Let’s start with “why.”
This is the most important question you can ask yourself during your writing process, and it’s one that I’m going to just address for you now in the context of this blog and its purpose. Truthfully, I don’t even know if people read blogs anymore. But I know that people are certainly still writing, so my hope is that some of the advice I offer here can reach those who might benefit from it.
That’s my “why”—that I want to help people and maybe entertain them, too. Without a doubt, your answer to the “why” question should be the same.
But that’s not fair, right? It’s not that simple, and that advice ignores such a host of reasons why people might write.
Well, yes and no. It’s true that people write for a number of reasons—they want to get rich, they want an outlet for emotional energy or stress, they’ve always wanted to bring their fictional heroes to life, and so on. There’s absolutely nothing wrong with these reasons.
However, if you want to write a story that others will read—and you expect them to pay for it—you should always be asking yourself why you’re doing what you’re doing. Put yourself in the shoes of the reader, not the writer. There’s that great Toni Morrison quote about writing things that you’d also want to read, which is great advice.

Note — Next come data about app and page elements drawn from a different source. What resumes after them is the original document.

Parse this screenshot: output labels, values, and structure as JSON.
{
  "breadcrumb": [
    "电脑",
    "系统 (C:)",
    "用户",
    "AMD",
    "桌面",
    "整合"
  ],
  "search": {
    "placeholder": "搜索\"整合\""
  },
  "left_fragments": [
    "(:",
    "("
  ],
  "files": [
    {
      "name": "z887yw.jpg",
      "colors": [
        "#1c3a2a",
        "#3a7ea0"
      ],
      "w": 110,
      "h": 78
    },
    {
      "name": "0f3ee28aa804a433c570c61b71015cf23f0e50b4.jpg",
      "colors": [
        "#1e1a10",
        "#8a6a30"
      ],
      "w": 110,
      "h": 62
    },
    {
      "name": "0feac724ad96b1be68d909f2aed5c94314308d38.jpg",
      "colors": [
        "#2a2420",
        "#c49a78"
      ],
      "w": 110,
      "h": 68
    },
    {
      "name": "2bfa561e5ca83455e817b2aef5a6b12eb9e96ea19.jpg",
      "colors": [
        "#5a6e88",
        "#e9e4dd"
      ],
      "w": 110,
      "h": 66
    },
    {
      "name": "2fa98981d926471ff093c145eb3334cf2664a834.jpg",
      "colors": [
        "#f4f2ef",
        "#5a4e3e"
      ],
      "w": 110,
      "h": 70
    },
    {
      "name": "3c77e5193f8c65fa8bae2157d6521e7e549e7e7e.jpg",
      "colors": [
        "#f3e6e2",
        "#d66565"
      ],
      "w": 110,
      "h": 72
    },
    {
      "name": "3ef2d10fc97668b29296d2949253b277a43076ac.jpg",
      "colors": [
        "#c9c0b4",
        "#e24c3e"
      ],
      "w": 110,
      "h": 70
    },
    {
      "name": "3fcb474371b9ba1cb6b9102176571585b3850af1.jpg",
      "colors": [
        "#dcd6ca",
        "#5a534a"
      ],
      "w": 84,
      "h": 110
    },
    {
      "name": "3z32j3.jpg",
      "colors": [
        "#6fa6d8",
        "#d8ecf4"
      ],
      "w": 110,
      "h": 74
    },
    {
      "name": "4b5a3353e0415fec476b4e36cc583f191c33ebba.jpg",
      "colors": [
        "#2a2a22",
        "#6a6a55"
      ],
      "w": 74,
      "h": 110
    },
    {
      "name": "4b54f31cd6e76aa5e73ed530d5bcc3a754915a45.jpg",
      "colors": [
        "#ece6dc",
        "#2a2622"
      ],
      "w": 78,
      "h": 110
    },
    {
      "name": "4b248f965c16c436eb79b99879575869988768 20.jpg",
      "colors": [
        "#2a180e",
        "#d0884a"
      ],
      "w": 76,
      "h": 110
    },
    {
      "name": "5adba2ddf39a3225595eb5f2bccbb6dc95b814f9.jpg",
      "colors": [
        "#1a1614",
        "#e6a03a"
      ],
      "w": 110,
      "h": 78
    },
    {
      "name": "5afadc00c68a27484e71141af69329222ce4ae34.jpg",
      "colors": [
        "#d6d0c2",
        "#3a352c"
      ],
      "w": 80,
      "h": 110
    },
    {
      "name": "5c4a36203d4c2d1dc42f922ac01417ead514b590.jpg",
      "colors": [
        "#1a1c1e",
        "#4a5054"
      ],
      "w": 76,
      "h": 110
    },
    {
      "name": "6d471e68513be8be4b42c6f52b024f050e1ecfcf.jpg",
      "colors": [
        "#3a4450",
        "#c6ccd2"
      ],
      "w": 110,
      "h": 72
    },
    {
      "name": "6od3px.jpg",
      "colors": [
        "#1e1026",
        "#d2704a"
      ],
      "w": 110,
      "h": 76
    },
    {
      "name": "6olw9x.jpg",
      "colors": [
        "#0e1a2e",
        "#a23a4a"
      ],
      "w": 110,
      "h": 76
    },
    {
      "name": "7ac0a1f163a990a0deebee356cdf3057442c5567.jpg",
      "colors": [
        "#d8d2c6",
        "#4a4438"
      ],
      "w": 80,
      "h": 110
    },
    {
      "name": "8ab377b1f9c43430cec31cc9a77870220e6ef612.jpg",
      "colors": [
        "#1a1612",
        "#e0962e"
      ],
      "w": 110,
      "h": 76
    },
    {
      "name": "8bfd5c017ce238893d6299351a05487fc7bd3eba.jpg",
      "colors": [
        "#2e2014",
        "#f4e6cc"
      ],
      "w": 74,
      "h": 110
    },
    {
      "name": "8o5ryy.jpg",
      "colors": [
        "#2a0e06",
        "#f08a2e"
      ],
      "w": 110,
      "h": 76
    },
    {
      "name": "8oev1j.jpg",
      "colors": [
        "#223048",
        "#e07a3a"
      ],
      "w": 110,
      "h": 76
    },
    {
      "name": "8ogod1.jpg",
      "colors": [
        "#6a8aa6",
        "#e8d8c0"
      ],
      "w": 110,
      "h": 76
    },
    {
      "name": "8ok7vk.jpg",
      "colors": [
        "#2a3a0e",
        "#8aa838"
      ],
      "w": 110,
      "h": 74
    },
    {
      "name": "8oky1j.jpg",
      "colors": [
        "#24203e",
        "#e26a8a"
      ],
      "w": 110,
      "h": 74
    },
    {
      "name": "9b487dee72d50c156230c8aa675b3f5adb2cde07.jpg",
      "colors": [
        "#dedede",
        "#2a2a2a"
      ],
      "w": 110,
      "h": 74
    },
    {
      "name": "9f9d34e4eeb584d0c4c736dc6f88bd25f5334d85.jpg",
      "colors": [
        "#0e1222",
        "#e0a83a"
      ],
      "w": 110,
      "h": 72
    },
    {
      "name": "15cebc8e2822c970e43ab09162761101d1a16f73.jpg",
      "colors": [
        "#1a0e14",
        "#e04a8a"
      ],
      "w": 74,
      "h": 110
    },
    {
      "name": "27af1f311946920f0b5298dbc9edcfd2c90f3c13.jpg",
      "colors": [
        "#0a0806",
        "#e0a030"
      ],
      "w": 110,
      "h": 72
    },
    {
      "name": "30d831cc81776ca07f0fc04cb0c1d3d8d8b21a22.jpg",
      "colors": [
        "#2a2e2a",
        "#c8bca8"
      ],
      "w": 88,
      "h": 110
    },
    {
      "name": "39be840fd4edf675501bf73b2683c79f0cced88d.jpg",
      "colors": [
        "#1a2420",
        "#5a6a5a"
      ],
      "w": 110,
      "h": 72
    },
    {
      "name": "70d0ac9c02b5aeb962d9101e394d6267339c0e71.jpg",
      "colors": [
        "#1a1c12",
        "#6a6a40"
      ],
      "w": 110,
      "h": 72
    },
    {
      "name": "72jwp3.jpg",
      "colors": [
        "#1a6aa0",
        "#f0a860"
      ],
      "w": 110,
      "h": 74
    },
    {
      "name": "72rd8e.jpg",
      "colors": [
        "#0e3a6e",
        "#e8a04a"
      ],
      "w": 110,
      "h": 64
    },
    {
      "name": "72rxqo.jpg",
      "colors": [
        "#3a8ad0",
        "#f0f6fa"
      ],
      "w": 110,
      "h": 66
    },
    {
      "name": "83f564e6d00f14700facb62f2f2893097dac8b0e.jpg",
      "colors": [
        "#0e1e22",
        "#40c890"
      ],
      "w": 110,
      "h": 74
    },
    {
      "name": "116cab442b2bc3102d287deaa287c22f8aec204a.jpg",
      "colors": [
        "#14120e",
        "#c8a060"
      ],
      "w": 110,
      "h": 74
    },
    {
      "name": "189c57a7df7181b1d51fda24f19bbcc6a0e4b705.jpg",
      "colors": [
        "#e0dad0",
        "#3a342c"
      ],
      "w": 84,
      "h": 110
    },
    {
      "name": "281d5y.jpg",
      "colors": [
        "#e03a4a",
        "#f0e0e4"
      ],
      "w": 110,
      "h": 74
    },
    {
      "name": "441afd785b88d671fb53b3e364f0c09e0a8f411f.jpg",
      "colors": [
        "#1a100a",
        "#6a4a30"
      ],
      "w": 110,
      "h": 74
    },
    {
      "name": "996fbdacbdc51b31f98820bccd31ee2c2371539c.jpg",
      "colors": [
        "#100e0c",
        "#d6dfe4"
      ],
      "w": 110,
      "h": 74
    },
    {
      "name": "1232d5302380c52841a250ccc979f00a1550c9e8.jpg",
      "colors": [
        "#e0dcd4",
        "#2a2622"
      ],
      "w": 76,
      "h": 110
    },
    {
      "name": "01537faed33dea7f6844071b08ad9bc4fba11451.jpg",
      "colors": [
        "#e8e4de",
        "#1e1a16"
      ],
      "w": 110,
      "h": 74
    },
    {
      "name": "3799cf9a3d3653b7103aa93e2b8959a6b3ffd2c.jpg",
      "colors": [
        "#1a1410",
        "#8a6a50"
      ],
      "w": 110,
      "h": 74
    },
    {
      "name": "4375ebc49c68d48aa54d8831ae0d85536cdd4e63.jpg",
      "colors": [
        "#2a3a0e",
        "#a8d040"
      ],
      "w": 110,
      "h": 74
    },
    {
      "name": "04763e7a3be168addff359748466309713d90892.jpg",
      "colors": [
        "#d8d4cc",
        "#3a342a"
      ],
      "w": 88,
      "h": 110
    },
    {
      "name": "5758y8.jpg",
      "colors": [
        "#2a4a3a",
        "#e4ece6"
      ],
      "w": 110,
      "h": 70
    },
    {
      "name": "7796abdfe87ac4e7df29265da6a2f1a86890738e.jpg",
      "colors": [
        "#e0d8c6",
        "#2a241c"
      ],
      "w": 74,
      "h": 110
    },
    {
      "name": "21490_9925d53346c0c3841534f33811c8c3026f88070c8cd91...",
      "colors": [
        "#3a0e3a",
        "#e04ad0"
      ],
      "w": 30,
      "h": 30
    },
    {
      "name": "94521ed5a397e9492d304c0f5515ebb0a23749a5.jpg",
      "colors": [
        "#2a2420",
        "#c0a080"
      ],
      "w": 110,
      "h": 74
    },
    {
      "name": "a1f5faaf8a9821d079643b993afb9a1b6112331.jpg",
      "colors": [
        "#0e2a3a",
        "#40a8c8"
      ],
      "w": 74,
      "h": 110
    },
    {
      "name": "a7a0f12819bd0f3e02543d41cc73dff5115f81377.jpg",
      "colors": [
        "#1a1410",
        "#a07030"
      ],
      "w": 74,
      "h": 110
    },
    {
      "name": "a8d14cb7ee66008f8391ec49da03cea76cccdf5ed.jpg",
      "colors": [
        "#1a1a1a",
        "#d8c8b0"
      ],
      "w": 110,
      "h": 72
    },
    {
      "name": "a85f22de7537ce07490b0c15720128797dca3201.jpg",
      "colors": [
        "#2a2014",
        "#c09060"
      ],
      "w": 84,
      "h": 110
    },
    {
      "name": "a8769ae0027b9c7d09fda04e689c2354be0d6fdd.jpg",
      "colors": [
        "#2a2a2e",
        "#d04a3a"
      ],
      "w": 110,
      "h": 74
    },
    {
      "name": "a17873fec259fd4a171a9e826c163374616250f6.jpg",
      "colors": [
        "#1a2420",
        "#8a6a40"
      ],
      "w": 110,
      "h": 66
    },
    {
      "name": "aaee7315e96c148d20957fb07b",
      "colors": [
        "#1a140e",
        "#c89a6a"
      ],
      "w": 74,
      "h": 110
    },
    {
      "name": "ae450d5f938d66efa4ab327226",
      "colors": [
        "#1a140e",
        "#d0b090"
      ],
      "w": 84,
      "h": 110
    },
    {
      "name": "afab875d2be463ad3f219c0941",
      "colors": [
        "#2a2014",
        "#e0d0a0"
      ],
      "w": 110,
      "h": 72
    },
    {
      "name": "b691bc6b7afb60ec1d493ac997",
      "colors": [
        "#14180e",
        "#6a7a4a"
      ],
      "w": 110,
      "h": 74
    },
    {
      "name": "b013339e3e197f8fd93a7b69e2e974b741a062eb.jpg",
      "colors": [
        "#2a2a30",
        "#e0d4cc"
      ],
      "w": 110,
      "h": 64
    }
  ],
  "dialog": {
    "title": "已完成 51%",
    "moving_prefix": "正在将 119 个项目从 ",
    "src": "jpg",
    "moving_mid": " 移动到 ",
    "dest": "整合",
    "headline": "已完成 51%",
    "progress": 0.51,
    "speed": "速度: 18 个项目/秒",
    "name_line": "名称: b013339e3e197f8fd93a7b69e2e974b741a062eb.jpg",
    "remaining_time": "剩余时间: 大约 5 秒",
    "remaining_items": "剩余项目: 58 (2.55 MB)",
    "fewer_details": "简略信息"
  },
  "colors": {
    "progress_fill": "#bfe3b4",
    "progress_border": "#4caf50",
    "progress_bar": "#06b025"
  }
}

As for those who don’t give a damn and want to write the story that they, the writer, not the reader, want to write, then you may want to consider pursuing writing as a hobby rather than pursuing it as a serious profession. If you’re not going to write something that someone would reasonably enjoy, then why expect people to pay money to read your book? If you want to write and it’s your passion, then by all means, write until your eyes glaze over every evening. Just don’t expect your author’s darling to become a roaring success among adoring fans.
If you want to write to make money, I’m not sure what to tell you. Plenty of writers become successful, especially the self-published ones, and they go on to lead comfortable lives while accruing passive income. Many writers make nothing or next to nothing. On a somewhat related and definitely weird note, I’ve seen blogs brag about breaking into the e-book business by publishing bogus content in mass quantities, then even going on to outsource (English) writing to non-English speakers in developing countries. (…Yeah. I have no idea how people pull that one off other than just saturating the market with their ethically questionable trash.)
To get back to the blog, my hope is that I can offer a bit of advice than can apply to many genres, audiences, and skill levels. I’ve always held that writing isn’t really a gift; it’s a craft. Don’t become discouraged if you struggle: the pleasure of working at something you find fulfilling—whether or not you even finish a single novel or project—will be worth it.
Good luck out there!